Bloomberg's terminal business generate 75% of the company's revenues. These revenues are under attack from startups such as Symphony and Money.net. Wall Street is eager to cut costs and eliminating the pricey Bloomberg contracts, which can be upward of $100m, would be a huge help.
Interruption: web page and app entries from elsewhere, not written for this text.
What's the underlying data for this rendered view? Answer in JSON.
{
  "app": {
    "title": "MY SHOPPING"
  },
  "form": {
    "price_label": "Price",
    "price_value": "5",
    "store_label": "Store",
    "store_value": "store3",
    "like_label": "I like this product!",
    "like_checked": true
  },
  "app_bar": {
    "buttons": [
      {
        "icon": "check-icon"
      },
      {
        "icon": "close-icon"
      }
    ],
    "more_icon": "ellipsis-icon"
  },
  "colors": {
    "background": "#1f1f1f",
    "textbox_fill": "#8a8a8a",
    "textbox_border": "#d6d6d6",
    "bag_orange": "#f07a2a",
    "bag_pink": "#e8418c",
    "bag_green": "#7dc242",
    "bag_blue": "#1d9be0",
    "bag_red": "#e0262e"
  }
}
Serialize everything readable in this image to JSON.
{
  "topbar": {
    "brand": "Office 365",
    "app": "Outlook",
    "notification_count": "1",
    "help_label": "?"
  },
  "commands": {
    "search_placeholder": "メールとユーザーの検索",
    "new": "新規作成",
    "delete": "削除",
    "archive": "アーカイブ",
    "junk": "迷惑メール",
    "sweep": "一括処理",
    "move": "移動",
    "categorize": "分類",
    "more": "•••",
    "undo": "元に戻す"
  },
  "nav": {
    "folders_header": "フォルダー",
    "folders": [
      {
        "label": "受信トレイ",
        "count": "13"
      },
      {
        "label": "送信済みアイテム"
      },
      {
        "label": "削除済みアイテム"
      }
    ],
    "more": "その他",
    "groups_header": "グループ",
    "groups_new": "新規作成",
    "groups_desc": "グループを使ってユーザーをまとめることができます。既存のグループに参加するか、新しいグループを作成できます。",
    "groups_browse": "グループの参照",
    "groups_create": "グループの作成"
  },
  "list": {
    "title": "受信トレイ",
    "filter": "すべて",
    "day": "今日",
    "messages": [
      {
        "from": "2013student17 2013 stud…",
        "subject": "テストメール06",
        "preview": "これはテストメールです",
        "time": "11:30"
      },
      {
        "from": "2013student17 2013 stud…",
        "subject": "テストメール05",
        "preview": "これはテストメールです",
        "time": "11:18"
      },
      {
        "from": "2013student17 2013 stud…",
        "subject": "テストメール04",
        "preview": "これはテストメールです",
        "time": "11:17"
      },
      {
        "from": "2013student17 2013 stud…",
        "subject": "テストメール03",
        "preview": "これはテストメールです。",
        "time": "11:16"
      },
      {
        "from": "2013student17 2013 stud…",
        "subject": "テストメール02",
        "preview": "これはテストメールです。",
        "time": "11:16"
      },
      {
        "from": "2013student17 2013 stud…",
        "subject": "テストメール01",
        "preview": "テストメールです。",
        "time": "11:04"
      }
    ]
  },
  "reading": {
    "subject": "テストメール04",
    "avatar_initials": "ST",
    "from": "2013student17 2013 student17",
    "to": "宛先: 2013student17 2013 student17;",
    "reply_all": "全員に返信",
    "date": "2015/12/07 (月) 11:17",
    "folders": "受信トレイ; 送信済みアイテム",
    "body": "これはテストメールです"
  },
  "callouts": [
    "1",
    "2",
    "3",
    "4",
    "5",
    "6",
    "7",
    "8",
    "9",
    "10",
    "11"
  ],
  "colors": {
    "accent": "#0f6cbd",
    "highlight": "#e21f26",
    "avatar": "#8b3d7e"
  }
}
For nearly three decades, the flickering orange-on-black screens of the Bloomberg terminal have been omnipresent on Wall Street trading floors and executive suite desks, maintaining a vital lifeline of data and communication. In knitting together the world of finance, those $21,000-a-year terminals have generated billions of dollars for Bloomberg L.P., almost single-handedly paying for the company’s journalistic ambitions, as well as the fortune, political career and philanthropic largess of its founder, Michael R. Bloomberg. Now that golden egg — and all that it pays for — is a target for new competitors looking to knock it from its dominant position. Bloomberg has fended off competition before, but the latest upstarts are gunning for the company at a time when Wall Street is already aggressively looking to cut its spending on Bloomberg terminals.